Pyrimidines are heterocyclic aromatic compounds that are composed of carbon and hydrogen. It also contains four nitrogens. There are three pyrimidines; cytosine, thymine, and uracil. It consists of one hydrogen-carbon ring. The melting point of pyrimidines is 20-220C.
There are three types of pyrimidines bases:
Cytosine is a pyrimidine nucleotide with the chemical formula C4H5N3O. It contains one ring structure. Cytosine bonds with guanine in DNA and RNA. Cytosine bonds with guanine through three hydrogen bonds. Cytosine-Guanine is a strong pair. A cytosine-containing nucleotide is called cytosine. Cytosine can also work as a co-enzyme that converts ADP (adenosine diphosphate) to ATP (adenosine triphosphate).
Thymine is a pyrimidine with the chemical formula C5H6N2O2. Thymine bonds with adenine through two hydrogen bonds. This makes the thymine-adenine bond weaker. Thymine contains one ring with conjugated bonds. A thymine-containing nucleotide is called thymidine. Thymine is only present in DNA. It is absent in RNA.

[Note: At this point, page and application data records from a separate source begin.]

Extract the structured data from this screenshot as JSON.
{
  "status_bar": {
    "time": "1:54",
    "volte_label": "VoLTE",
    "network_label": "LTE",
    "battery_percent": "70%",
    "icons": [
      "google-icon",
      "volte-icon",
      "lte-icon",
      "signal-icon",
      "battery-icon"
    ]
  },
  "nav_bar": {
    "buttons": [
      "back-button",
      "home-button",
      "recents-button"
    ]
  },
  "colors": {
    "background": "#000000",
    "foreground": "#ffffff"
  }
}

Uracil is a pyrimidine with the chemical formula C4H4N2O2. The uracil-containing nucleotide is called uridine. Uracil is basically the demethylated form of thymine. The process of removal of the methyl group from the molecule is called demethylation. Uracil forms a bond with adenine in the RNA. It replaces thymine.

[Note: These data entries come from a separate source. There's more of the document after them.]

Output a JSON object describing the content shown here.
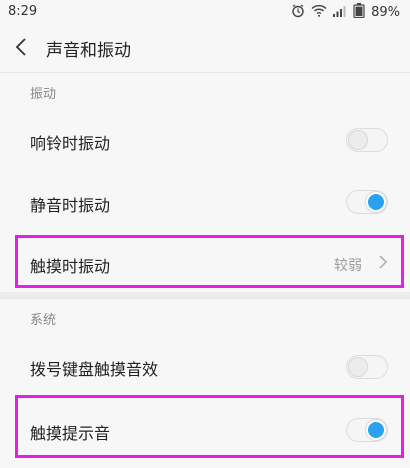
{
  "status_bar": {
    "time": "8:29",
    "battery": "89%",
    "icons": [
      "alarm-icon",
      "wifi-icon",
      "signal-icon",
      "battery-icon"
    ]
  },
  "header": {
    "title": "声音和振动"
  },
  "sections": {
    "vibration": {
      "label": "振动",
      "rows": {
        "ring_vibrate": {
          "label": "响铃时振动",
          "on": false
        },
        "silent_vibrate": {
          "label": "静音时振动",
          "on": true
        },
        "touch_vibrate": {
          "label": "触摸时振动",
          "value": "较弱"
        }
      }
    },
    "system": {
      "label": "系统",
      "rows": {
        "dialpad_sound": {
          "label": "拨号键盘触摸音效",
          "on": false
        },
        "touch_sound": {
          "label": "触摸提示音",
          "on": true
        }
      }
    }
  },
  "colors": {
    "accent": "#2aa2ef",
    "highlight": "#e61ee6"
  }
}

These nitrogenous bases are combined with sugar and phosphate groups to form nucleotides. These nucleotides then combine with each other to form nucleic acids.
The second portion of the nucleotide is sugar. It is pentose sugar. There are two types of sugars present in nucleic acids:
- Deoxyribose sugar (present in DNA)
- Ribose sugar (present in RNA)
The difference between DNA and RNA is that DNA (deoxyribonucleic acid) contains deoxyribose sugar while RNA (ribonucleic acid) contains ribose sugar. One hydroxyl group is absent in DNA. The sugar of one nucleotide bonds with the phosphate group of the next nucleotide. Thus, the sugar-phosphate backbone is formed which is very strong. This covalent bond is much stronger than the hydrogen bond between two strands. This bond gives strength and rigidity to the structure.
The last part of the nucleotide is phosphate. Phosphates are derivatives of phosphoric acid. Free nucleotides contain one or two phosphate groups.
Monophosphate contains one phosphate group while diphosphate contains two phosphate groups.
The nucleotides which are bonded together to form nucleic acids contain three phosphate groups therefore known as triphosphate. Adenosine triphosphate (ATP) contains three phosphate groups. So, it can store a large amount of energy.
The bonds in nucleotides are known as phosphodiester bonds. These bonds are formed between phosphate and sugar.
During the replication of DNA, an enzyme DNA polymerase adds the correct bases and arranges them in a chain. After this, another enzyme DNA ligase makes the phosphodiester bonds between the sugar on one nucleotide and phosphate on the next nucleotide. This forms the backbone which passes to the next generation. DNA and RNA contain all the genetic information necessary for cell function.
Functions of nucleotides
- Nucleotides are the building blocks of nucleic acids (DNA and RNA). These nucleotides contain all the genetic information.
- Free nucleotides act as co-enzymes. A coenzyme is a substance that is produced by a living organism and acts as a catalyst. The co-enzymes are needed for many cellular and biological functions. These co-enzymes are NAD and NADP. NAD and NADP also play role in many redox reactions. They act as electron carriers.
- Nucleotides make the major signaling substance known as cyclic AMP (cAMP). cAMP is a secondary messenger involved in cell signaling. It transports chemical signals between the cells. the cAMP also regulates the metabolism.
- ATP also contains nucleotides. ATP is the main energy storage in the body. When energy is needed in the body, ATP converts into ADP or AMP. ATP also acts as a coenzyme.
- Free nucleotides play important role in cellular metabolism. This is the process in which cellular degradation occurs in the cell and this happens in the DNA and RNA. This cellular degradation occurs due to chemical changes in the nucleotides.
- Nucleotides are not just building blocks of DNA and RNA but also form many molecules that are necessary for the functioning of cells.